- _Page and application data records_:
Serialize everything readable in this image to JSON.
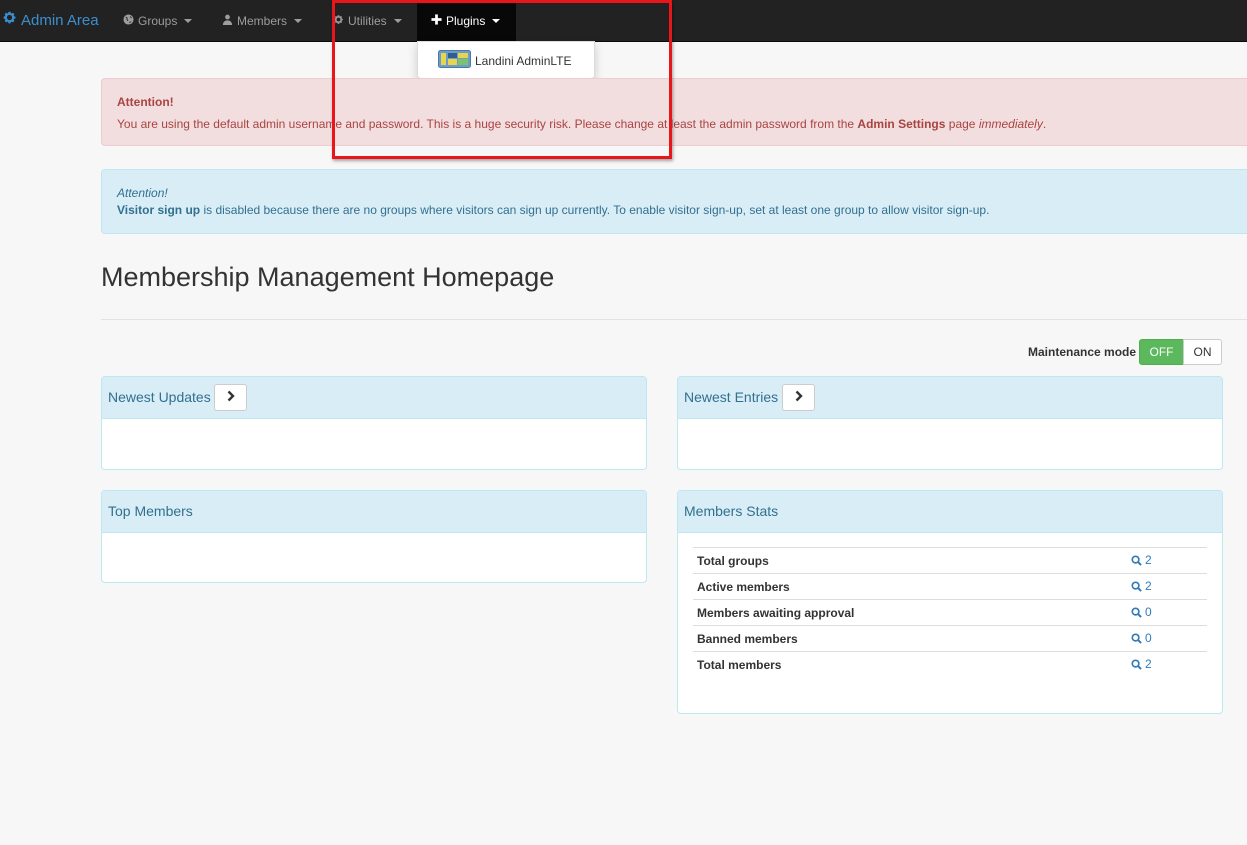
{
  "navbar": {
    "brand": "Admin Area",
    "items": [
      {
        "label": "Groups",
        "icon": "globe-icon"
      },
      {
        "label": "Members",
        "icon": "user-icon"
      },
      {
        "label": "Utilities",
        "icon": "cog-icon"
      },
      {
        "label": "Plugins",
        "icon": "plus-icon"
      }
    ]
  },
  "plugins_menu": {
    "items": [
      {
        "label": "Landini AdminLTE",
        "icon": "adminlte-logo-icon"
      }
    ]
  },
  "alert_danger": {
    "title": "Attention!",
    "text_before": "You are using the default admin username and password. This is a huge security risk. Please change at least the admin password from the ",
    "link": "Admin Settings",
    "text_mid": " page ",
    "emphasis": "immediately",
    "text_end": "."
  },
  "alert_info": {
    "title": "Attention!",
    "bold": "Visitor sign up",
    "text": " is disabled because there are no groups where visitors can sign up currently. To enable visitor sign-up, set at least one group to allow visitor sign-up."
  },
  "page": {
    "title": "Membership Management Homepage"
  },
  "maintenance": {
    "label": "Maintenance mode",
    "off": "OFF",
    "on": "ON",
    "state": "OFF"
  },
  "panels": {
    "newest_updates": "Newest Updates",
    "newest_entries": "Newest Entries",
    "top_members": "Top Members",
    "members_stats": "Members Stats"
  },
  "stats": [
    {
      "label": "Total groups",
      "value": "2"
    },
    {
      "label": "Active members",
      "value": "2"
    },
    {
      "label": "Members awaiting approval",
      "value": "0"
    },
    {
      "label": "Banned members",
      "value": "0"
    },
    {
      "label": "Total members",
      "value": "2"
    }
  ],
  "colors": {
    "navbar": "#222222",
    "brand": "#3b8fcf",
    "danger_bg": "#f2dede",
    "info_bg": "#d9edf7",
    "success": "#5cb85c",
    "highlight": "#e8151b"
  }
}
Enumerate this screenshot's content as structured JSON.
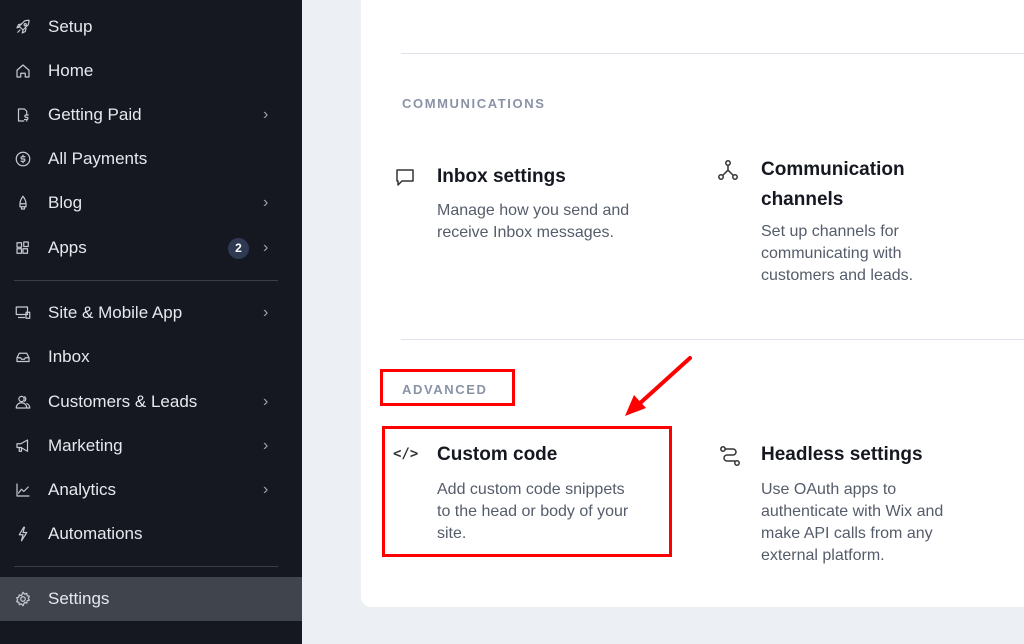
{
  "sidebar": {
    "items": [
      {
        "label": "Setup",
        "icon": "rocket-icon",
        "chevron": false
      },
      {
        "label": "Home",
        "icon": "home-icon",
        "chevron": false
      },
      {
        "label": "Getting Paid",
        "icon": "invoice-dollar-icon",
        "chevron": true
      },
      {
        "label": "All Payments",
        "icon": "dollar-circle-icon",
        "chevron": true
      },
      {
        "label": "Blog",
        "icon": "pen-nib-icon",
        "chevron": true
      },
      {
        "label": "Apps",
        "icon": "apps-grid-icon",
        "chevron": true,
        "badge": "2"
      },
      {
        "label": "Site & Mobile App",
        "icon": "devices-icon",
        "chevron": true
      },
      {
        "label": "Inbox",
        "icon": "inbox-icon",
        "chevron": false
      },
      {
        "label": "Customers & Leads",
        "icon": "people-icon",
        "chevron": true
      },
      {
        "label": "Marketing",
        "icon": "megaphone-icon",
        "chevron": true
      },
      {
        "label": "Analytics",
        "icon": "chart-line-icon",
        "chevron": true
      },
      {
        "label": "Automations",
        "icon": "lightning-icon",
        "chevron": false
      },
      {
        "label": "Settings",
        "icon": "gear-icon",
        "chevron": false,
        "active": true
      }
    ],
    "chevron_glyph": "›"
  },
  "main": {
    "sections": [
      {
        "title": "COMMUNICATIONS",
        "items": [
          {
            "title": "Inbox settings",
            "description": [
              "Manage how you send and",
              "receive Inbox messages."
            ],
            "icon": "chat-bubble-icon"
          },
          {
            "title_lines": [
              "Communication",
              "channels"
            ],
            "description": [
              "Set up channels for",
              "communicating with",
              "customers and leads."
            ],
            "icon": "network-nodes-icon"
          }
        ]
      },
      {
        "title": "ADVANCED",
        "items": [
          {
            "title": "Custom code",
            "description": [
              "Add custom code snippets",
              "to the head or body of your",
              "site."
            ],
            "icon": "code-icon",
            "icon_glyph": "</>"
          },
          {
            "title": "Headless settings",
            "description": [
              "Use OAuth apps to",
              "authenticate with Wix and",
              "make API calls from any",
              "external platform."
            ],
            "icon": "route-icon"
          }
        ]
      }
    ]
  },
  "annotations": {
    "highlight_color": "#ff0000"
  }
}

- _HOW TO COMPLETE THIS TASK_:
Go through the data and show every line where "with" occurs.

- _SOLUTION TO THIS EXERCISE_:
              "communicating with",
              "authenticate with Wix and",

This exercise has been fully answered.